If chosen, the lagging manufacturer would get early access to the next gen version of Android which means great buzz, great press and great sales. Samsung has been a perfect example of this success model by being the vendor bringing us the two latest Nexus devices: the Nexus S and the Galaxy Nexus. With experience working with Google and new, major Android OS version upgrades, there are a fair number positives in the incumbent’s favor. So if they have ushered in a Nexus for Gingerbread and now Ice Cream Sandwich, will they also be cobranded with Jellybean?
And how will LG Mobile win the bid when Samsung sold an impressive 300 million cell phones last year and is continually vying for top-smartphone brand ranking in the US? Honestly, the more likely competition will come from Google internally and its latest acquisition-in-the-works: Motorola Mobility. The tech conglomerate has made reassurances that it would not play favorites with Motorola, but… really? How would that make business sense?

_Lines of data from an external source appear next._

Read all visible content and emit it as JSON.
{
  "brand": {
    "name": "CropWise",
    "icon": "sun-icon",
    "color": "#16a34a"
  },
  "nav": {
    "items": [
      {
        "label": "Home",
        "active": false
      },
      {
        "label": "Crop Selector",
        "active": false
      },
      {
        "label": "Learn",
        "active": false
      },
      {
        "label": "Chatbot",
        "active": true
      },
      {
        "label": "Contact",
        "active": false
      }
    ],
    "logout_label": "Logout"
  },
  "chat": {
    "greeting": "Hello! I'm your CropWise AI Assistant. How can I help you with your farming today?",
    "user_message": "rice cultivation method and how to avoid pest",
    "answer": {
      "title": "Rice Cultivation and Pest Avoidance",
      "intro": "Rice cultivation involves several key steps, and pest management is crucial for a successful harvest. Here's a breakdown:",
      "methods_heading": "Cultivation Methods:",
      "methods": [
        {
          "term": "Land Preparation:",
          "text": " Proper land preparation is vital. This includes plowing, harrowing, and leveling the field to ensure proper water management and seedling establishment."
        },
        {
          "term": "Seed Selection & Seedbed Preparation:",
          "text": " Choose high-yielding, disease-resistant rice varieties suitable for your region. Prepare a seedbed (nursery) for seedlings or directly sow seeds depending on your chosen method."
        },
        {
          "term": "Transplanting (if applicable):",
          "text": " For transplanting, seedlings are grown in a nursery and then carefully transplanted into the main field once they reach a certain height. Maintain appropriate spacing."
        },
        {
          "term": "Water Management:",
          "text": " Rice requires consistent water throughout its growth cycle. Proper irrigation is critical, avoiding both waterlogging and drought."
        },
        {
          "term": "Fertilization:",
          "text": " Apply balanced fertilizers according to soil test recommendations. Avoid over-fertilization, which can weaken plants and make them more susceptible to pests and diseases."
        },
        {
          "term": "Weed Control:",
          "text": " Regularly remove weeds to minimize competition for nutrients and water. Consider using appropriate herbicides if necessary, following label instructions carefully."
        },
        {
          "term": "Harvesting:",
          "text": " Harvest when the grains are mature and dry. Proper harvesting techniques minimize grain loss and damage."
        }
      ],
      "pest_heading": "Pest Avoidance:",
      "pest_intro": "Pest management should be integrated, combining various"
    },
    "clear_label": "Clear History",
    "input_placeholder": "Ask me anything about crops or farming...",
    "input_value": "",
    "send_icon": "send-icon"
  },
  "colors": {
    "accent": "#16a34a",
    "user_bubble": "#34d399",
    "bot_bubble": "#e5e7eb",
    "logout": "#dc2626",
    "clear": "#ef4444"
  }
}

If Google does opt to dole out Nexus rights to an external manufacturer, the status will not be quite so dramatic as Motorolawould still get the perk of early iteration to next gen Android OS. And, by all accounts the company’s engineering and software teams will likely work closely post-acquisition which put Motorola in a position to help shape the Android platform. There is the question of how will peripheral devices, accessory appeal and that brand association affect these contenders and what will they bring to the table in terms of docking stations and power options to garner more attention and press?
What LG does have in its favor (despite notorious custom Android skins that have not won over customers) is their marked improvements from past years to this year’s MWC showing which introduced the optimistically improved LG Optimus 4X. This shows ambition and a willingness to put in the work. A little bit of gumption, elbow grease, and a good ole fashioned Hail Mary Pass maybe do the trick for LG.